MF Global filed for bankruptcy protection in December of 2011, becoming the first American financial casualty of the European debt crisis. The firm took a gamble in buying the troubled bonds of Italy, Portugal, Spain and Ireland last year, gambling (with other people’s money) that they would soon recover. Bad gamble. $1.6 billion in missing client cash has yet to be recovered by trustees overseeing the liquidation of the firm.
Peregrine Financial Group Inc., on Tuesday filed to liquidate under Chapter 7 of the U.S. bankruptcy code. Missing this time? Over $300 million in customers’ funds.
Russell Wasendorf Sr attempted suicide Monday, July 9. Wasendorf was found in his car with a note, the contents of which the sheriff declined to divulge. A hose ran from the vehicle’s exhaust pipe into the passenger compartment.
“A note was found in the vehicle that indicated possible discrepancies with accounts at Peregrine Financial Group,” according to the sheriff’s report.

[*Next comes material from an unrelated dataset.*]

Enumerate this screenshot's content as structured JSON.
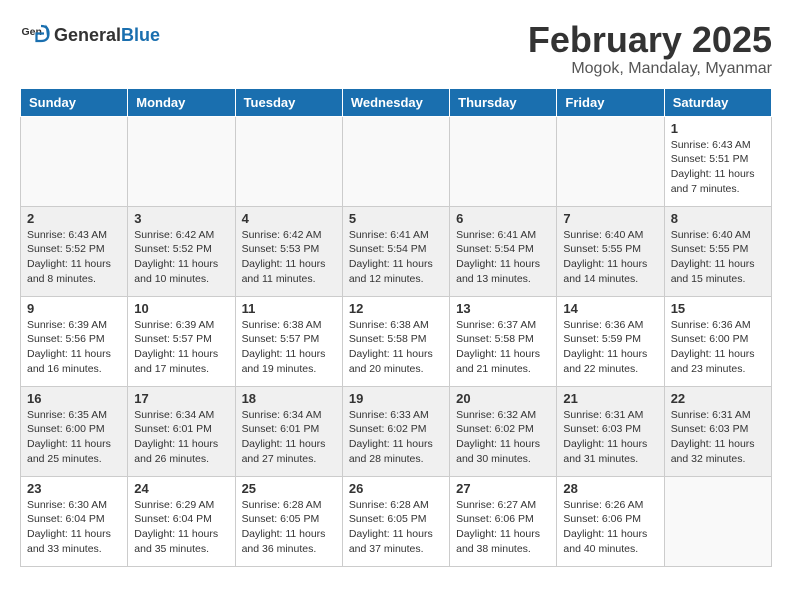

Here’s where this story gets interesting: It turns out that Russell Wasendorf Sr. intercepted and forged bank documents for more than two years to cover up hundreds of millions of dollars in missing money, a person close to the situation testified for the record.
Once Wasendorf realized he was caught, and knew the implications of his actions would be exposed for the whole world to see, he tried to commit suicide, and failed. And while crime happens all the time, what is truly stunning is that the CFTC gave the firm a clean bill of health in its January inspection of Peregrine Financial Group. That’s 6 months ago. The CFTC, as a reminder, was it regulator. The entity, whose sole charge is to make sure that firms at least have real, not rehypothecated, cash in their segregated client bank accounts. PFG failed to do so for at least the past two years. And somehow, the CFTC missed this. MF Global was a warning shot, and the CFTC missed it entirely. And not only that, 2 months later, it pronounced PFG clean.
Gary S. Gensler is the chairman of the CFTC.
Gensler was Undersecretary of the Treasury (1999-2001) and Assistant Secretary of the Treasury (1997-1999) in the United States. Barack Obama selected him to lead the Commodity Futures Trading Commission, which has jurisdiction over $5 trillion in trades. Gensler was sworn in on May 26, 2009.
In March 2009, Senator Bernie Sanders (I-VT) attempted to block his nomination to head the Commodity Futures Trading Commission. A statement from Sanders’ office said that Gensler “had worked with Sen. Phil Gramm and Alan Greenspan to exempt credit default swaps from regulation, which led to the collapse of AIG and has resulted in the largest taxpayer bailout in US history.” He also accused Gensler of working to deregulate electronic energy trading, which led to the downfall of Enron, and supporting the Gramm-Leach-Bliley Act, which allowed American banks to become “too big to fail.”
In early November, 2011, Gensler stepped aside from the CFTC’s investigation of the giant derivatives broker MF Global because of his longstanding ties to Jon Corzine, the CEO of MF Global, for whom Gensler had worked while both were at Goldman Sachs.
For the PFG fiasco, and for the failure to adequately investigate MF Global, Gensler has to be fired immediately, with prejudice, and never allowed to serve anywhere in the U.S. government again. Unfortunately, this is only the tip of the iceberg as we will see during the rest of 2012 and all of 2013.